Arianna Russell founded two companies, has been featured on the national news, landed as a finalist in the Martha Stewart American Made contest and met FUBU founder Daymond John of “Shark Tank” fame.

And she’s 27 years old.

As a high school junior, Russell launched Super Mobile Auto Detailing out of the trunk of her car, thriving in a male-dominated environment and growing into a business with eight employees.

Next up: Bodacious Cases LLC.

On July 4, 2011, Russell thought her phone had fallen into a hot tub. It was a false alarm, but she started thinking about how helpful a water-resistant cover would be. She doesn’t carry a purse, so how about a place for some plastic and cash, too? Russell wanted a sleek, American-made case she could color customize.

Russell went seeking but did not find. So she designed one.

Fortunately, Russell was motivated by being told she was too young, her company was too tiny and her made-in-America mandate was impossible. It wasn’t easy to find American manufacturers; the price difference between the U.S. and China is substantial. But the daughter of a double Purple Heart Vietnam War veteran believes it honors him and everyone else who has fought for the U.S. by insisting on American made.

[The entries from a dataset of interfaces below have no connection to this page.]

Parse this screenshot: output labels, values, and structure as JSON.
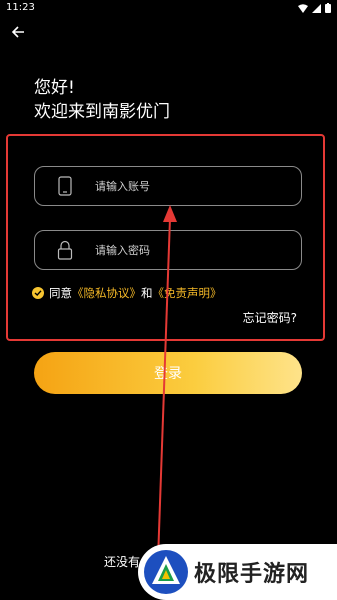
{
  "status_bar": {
    "time": "11:23"
  },
  "greeting": {
    "line1": "您好!",
    "line2": "欢迎来到南影优门"
  },
  "account_field": {
    "placeholder": "请输入账号",
    "icon": "phone-icon"
  },
  "password_field": {
    "placeholder": "请输入密码",
    "icon": "lock-icon"
  },
  "agreement": {
    "prefix": "同意",
    "privacy": "《隐私协议》",
    "and": "和",
    "disclaimer": "《免责声明》",
    "checked": true
  },
  "forgot_password": "忘记密码?",
  "login_button": "登录",
  "register_hint": "还没有",
  "watermark": {
    "text": "极限手游网"
  },
  "colors": {
    "accent": "#f5b927",
    "annotation": "#e53935",
    "background": "#000000"
  }
}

“This has been no small feat, as meeting with foreign manufacturers requires significant time commitment,” she says. “Turning down their cheaper prices at a time when manufacturing in the U.S. is exponentially more expensive has been a hard decision to make, but it is necessary to keep the Bodacious Cases’ mission of being 100 percent made in America and supporting the growth of our economy and domestic jobs.”

Russell considers being interviewed by ABC World News Tonight a highlight.

“It gave us the opportunity to share the importance of supporting our economy,” she says. “A large amount of people heard our message and now understand Bodacious Cases, (its) business mission, vision and values. I hope our commitment to made in America will inspire other companies.”

Another high point was meeting “Shark Tank’s” John at a trade show in Las Vegas and showing him her product. He later sent Russell a tweet saying she reminded him of how he hustled as a young entrepreneur 20 years ago.

Russell’s commitment to community includes donating one case to a local hero for every 12 sold; speaking to students about entrepreneurialism; and becoming Missouri’s new spokesperson for the Made in America Movement.

“Many other women my age are either not afforded the opportunity to start their own company or don’t have the tools to do so,” Russell says. “So far in my career, I have started two successful businesses, turning my dreams into a reality. ... I often work 16- to 18-hour days and stay positive knowing my hard work and dedication doing what I love will pay off.”